Liquor & Gaming NSW has extended trading hours on New Year’s Eve, with hotels, clubs, bars and restaurants able to remain open until 2am on 1 January.
The regulator said that venues can trade until 2am for New Year’s Eve, despite earlier closing times that may normally apply under liquor licences and development consents or approvals. Venues already approved to trade beyond 2am can continue to do so as normal.
The regulator has also confirmed that the Sydney CBD and Kings Cross lockout restriction on patrons being admitted to venues after either 1.30am or 2am does not apply that night.
Last drinks laws will remain in place and normal trading conditions will remain in place for the other dates during the festive season.
Take-away liquor sales and home delivery times remain unchanged for New Year’s Eve and will continue to cease across NSW by 11pm.

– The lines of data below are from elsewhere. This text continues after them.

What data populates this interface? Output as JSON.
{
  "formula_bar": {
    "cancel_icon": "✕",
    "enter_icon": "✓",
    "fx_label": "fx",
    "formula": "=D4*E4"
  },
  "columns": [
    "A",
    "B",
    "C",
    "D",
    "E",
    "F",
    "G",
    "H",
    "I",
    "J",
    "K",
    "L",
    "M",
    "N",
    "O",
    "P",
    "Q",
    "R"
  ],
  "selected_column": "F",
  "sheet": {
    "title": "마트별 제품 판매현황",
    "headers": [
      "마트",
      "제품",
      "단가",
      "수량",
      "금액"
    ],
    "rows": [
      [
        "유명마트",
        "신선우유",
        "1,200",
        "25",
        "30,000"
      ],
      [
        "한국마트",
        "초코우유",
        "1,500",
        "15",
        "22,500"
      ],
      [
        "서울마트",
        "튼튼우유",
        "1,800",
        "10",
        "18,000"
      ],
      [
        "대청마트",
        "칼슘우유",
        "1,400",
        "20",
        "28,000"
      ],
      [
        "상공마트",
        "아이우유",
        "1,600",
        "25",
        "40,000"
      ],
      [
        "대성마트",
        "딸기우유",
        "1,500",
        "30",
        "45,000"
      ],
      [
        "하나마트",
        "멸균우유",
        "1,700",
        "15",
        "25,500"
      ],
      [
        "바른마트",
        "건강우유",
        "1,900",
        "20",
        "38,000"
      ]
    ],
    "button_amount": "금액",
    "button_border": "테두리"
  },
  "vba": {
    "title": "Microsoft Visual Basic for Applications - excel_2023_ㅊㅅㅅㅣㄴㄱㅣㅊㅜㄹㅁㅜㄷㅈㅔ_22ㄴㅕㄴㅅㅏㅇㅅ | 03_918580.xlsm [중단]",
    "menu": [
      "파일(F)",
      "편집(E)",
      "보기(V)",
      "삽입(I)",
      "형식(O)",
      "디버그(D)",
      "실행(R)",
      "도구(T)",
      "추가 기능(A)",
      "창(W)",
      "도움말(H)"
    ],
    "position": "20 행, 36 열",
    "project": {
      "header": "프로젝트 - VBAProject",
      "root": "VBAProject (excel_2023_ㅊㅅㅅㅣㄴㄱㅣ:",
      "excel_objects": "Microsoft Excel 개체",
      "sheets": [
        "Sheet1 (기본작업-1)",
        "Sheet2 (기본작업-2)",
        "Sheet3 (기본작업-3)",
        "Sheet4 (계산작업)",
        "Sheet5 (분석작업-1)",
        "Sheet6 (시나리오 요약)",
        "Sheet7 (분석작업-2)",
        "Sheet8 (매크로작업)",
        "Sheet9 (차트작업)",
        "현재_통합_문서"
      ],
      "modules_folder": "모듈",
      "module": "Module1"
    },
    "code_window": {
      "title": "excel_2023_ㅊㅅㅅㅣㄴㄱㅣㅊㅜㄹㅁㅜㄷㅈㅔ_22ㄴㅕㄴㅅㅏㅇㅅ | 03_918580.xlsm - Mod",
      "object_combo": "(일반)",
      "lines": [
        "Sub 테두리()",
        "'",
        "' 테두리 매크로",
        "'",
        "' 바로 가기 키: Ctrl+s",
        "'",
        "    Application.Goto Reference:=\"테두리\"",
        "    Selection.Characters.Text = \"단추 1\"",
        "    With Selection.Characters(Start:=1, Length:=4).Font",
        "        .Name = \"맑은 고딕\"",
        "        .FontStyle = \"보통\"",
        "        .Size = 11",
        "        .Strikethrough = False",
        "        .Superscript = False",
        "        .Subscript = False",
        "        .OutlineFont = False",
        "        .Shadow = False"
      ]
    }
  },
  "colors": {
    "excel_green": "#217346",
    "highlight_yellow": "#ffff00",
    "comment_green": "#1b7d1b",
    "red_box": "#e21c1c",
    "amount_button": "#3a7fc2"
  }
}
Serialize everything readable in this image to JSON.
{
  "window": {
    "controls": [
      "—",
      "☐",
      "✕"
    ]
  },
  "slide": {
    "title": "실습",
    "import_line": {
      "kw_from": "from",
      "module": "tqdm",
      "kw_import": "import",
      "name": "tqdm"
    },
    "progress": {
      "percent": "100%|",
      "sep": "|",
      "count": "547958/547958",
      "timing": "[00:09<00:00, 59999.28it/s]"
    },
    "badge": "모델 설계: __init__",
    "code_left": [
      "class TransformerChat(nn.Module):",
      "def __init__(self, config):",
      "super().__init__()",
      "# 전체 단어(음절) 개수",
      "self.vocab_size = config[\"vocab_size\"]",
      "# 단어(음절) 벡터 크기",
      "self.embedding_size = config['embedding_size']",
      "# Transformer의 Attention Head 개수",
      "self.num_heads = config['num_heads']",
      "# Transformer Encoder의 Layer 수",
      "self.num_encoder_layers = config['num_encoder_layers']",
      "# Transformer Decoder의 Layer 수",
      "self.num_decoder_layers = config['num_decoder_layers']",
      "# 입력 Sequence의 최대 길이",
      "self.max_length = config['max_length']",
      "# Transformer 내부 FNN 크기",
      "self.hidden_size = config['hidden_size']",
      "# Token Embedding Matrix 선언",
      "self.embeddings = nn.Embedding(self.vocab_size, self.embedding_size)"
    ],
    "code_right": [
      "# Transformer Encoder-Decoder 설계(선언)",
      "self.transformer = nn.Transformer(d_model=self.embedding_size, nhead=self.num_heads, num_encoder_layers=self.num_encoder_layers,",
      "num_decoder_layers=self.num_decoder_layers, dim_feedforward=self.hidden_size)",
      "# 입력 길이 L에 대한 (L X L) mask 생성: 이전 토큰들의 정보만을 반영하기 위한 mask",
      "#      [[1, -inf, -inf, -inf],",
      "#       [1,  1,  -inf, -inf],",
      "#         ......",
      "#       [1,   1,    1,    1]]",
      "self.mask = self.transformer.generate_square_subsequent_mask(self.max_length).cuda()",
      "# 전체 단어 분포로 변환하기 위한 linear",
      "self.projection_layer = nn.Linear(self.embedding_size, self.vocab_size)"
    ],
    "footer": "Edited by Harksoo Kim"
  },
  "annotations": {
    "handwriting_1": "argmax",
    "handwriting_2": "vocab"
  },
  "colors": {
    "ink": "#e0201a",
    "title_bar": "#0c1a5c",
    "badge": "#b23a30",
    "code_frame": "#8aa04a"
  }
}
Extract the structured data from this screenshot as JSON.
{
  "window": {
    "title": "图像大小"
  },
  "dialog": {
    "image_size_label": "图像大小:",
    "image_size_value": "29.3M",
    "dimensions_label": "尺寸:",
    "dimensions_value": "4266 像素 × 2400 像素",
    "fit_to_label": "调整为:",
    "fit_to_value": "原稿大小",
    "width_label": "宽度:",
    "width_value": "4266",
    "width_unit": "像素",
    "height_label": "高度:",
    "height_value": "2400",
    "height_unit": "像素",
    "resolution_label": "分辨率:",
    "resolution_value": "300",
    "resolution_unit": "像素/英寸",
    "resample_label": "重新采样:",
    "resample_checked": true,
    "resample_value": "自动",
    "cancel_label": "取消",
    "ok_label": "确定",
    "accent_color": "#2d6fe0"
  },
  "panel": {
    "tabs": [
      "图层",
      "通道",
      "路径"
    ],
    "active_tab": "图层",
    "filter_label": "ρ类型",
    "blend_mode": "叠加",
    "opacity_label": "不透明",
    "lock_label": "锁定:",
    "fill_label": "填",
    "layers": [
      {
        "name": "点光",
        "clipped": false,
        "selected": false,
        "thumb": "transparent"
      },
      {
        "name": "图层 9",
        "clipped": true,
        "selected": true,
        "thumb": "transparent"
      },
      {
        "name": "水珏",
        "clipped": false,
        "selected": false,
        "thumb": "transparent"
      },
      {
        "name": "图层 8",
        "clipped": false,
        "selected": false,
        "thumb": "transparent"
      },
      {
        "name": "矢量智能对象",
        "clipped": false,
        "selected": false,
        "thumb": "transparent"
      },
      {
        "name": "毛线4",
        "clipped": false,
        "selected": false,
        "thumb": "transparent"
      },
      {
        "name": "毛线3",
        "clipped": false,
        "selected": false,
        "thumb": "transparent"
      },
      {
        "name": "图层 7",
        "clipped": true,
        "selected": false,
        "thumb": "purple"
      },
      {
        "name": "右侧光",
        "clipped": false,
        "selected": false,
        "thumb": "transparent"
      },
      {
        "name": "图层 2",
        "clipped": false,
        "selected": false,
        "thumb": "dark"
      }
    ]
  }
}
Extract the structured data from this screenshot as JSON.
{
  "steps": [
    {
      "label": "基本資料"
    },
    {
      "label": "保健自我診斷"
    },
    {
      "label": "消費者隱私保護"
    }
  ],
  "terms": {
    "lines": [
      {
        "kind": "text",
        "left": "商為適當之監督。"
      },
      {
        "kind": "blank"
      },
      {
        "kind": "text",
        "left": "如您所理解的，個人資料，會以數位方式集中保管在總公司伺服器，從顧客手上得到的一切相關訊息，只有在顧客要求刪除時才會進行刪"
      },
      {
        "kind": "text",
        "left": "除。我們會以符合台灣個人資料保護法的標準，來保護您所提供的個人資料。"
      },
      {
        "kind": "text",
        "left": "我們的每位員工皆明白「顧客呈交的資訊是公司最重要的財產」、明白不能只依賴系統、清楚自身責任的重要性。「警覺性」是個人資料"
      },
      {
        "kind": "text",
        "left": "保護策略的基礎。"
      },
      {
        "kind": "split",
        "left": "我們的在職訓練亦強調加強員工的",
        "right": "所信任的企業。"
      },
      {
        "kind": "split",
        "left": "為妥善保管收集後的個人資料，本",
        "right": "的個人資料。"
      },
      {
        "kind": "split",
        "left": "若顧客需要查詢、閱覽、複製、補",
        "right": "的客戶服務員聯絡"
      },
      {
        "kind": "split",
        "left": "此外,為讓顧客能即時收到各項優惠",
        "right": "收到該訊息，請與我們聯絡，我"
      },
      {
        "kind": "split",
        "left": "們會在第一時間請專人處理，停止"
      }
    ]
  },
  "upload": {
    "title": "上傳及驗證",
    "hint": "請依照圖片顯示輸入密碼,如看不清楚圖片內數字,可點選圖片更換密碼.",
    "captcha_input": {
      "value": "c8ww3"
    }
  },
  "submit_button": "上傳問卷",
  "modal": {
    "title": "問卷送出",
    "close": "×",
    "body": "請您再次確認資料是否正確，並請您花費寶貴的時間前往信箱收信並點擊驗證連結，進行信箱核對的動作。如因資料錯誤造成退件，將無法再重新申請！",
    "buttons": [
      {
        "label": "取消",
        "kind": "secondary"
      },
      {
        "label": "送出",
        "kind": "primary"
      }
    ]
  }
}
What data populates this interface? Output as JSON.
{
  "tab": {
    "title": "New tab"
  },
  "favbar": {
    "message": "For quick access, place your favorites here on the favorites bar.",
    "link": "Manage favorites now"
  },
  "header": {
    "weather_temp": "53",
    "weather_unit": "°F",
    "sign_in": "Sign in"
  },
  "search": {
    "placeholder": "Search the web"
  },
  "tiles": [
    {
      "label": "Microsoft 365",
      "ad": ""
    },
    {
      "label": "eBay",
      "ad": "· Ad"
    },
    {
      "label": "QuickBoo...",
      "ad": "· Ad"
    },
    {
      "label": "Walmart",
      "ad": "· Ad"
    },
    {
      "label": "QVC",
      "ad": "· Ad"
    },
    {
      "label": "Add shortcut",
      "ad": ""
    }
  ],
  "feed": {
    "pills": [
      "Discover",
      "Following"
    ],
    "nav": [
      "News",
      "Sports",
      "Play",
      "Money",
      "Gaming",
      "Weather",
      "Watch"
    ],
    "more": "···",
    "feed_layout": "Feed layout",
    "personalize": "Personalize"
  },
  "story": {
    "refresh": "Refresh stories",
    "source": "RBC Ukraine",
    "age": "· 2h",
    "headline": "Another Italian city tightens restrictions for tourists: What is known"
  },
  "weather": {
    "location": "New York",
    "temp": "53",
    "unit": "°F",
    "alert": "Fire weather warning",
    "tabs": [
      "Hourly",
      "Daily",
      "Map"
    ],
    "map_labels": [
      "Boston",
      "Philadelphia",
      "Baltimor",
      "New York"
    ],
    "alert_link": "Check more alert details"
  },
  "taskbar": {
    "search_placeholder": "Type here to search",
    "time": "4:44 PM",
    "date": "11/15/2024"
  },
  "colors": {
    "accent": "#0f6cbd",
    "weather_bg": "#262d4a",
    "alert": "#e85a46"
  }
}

AHA NSW Director of Liquor and Policing John Green welcomed the move, telling TheShout: “The removal of the lockout on New Year’s Eve is a common-sense move that has been in place for a few years now.
“With the fireworks finishing at 12.30am and the large number of people in the city to enjoy them, many people just don’t have time to get into a venue before the lockout would kick in.
“Traditionally, police are generally pleased with crowd behaviour on New Year’s Eve, and with extra staff and security on venues expect that trend to continue this year.”
Liquor & Gaming NSW also said that its inspectors will have a strong presence in venues across the state over the festive season to ensure everyone can enjoy safer nights out.
Venue operators are reminded to be vigilant during busy periods such as Christmas Eve and New Year’s Eve for increased risks of selling alcohol to minors, intoxicated patrons and anti-social behaviour.
Liquor & Gaming NSW Deputy Secretary Paul Newson said inspectors will be monitoring hotels, bars, clubs, nightclubs, bottle shops and party boats.
Areas where inspectors will be active include Sydney’s CBD, eastern suburbs and northern beaches, Newtown and the inner west, Newcastle and the Central Coast.
Inspectors will also be attending music festivals to ensure compliance with event management plans, liquor laws and licence conditions to help reduce alcohol-related harm and other public safety risks.
“We want to ensure safe environments for people to celebrate over the festive season with the lowest possible risk of alcohol-related harm,” Newson said.
“The vast majority of our state’s licensed venues do the right thing and are committed to the responsible service of alcohol.
“The minority of venues that neglect their patrons’ safety and breach liquor laws can expect to face significant penalties.”